Researchers found that oil and gas emissions in the United States and Canada were larger than values reported to the United Nations Framework Convention on Climate Change (UNFCCC), while coal emissions in China were lower than the inventory estimate. According to the study, from 2010-2017 oil/gas emissions increased in the United States but decreased in Europe and Canada. The model yields a global methane emission of 551 Tg a-1 averaged over 2010-2017 and a lifetime of 11.2 years.
The research highlights an effort to improve estimates of greenhouse gases and reduce uncertainties in climate models. This study demonstrates the potential for tracking greenhouse gases using atmospheric measurements, though the United States currently lacks a long-term plan for a comprehensive greenhouse gas observing system.
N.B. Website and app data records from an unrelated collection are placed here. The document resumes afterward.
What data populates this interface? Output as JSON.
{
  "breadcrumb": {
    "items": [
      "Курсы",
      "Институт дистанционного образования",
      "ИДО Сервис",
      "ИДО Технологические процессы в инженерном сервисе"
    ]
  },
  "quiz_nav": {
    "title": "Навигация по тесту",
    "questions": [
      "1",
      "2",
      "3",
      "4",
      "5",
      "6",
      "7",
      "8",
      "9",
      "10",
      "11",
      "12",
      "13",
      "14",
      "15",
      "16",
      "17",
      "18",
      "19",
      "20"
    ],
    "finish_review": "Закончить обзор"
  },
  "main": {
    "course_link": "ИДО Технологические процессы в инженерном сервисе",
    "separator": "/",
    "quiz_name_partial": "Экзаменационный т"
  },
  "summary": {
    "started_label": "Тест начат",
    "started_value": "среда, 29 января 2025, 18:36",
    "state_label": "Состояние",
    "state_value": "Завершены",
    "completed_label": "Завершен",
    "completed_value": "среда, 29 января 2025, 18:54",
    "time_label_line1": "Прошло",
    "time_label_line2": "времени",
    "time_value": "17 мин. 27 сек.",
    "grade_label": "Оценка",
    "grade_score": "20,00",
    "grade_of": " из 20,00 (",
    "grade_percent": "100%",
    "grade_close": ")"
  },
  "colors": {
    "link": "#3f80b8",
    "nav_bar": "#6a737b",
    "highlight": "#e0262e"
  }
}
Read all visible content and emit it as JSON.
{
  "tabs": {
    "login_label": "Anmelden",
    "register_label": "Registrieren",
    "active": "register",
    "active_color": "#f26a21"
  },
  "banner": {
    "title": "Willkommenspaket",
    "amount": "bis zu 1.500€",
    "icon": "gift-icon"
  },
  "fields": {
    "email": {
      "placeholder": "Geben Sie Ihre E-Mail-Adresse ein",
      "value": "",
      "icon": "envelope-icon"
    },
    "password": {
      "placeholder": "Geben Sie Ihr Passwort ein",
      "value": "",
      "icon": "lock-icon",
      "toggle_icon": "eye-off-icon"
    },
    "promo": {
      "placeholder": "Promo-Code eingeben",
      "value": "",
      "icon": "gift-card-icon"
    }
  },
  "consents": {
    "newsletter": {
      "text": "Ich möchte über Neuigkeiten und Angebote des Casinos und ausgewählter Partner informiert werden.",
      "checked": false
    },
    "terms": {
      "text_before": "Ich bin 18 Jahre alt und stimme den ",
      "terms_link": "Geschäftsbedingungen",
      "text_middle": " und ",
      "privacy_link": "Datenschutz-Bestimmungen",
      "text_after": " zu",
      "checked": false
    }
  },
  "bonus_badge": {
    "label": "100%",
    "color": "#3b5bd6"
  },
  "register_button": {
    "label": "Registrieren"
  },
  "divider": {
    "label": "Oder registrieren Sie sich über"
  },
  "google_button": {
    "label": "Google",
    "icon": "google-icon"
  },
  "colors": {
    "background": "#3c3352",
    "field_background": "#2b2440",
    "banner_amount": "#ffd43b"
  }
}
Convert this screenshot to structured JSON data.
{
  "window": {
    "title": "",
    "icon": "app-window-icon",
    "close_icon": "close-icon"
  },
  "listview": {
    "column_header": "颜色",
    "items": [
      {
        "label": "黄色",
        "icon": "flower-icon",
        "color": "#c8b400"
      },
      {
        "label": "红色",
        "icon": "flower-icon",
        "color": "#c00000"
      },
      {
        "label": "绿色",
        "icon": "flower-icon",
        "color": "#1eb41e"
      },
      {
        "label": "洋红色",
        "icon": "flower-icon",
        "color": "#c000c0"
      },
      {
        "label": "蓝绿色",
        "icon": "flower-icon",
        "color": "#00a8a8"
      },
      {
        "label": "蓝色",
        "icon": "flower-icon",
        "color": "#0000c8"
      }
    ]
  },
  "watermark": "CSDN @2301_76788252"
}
The use of complementary in situ and satellite datasets allowed researchers to improve their estimates of methane emissions. However, expanded long-term monitoring efforts are needed to address remaining gaps in our understanding of greenhouse gases and their long-term climate impact. NOAA GML scientist Arlyn Andrews co-authored the study while GML compiled the in-situ data product used in this research, which was funded by the CPO’s AC4 program.
Read the study »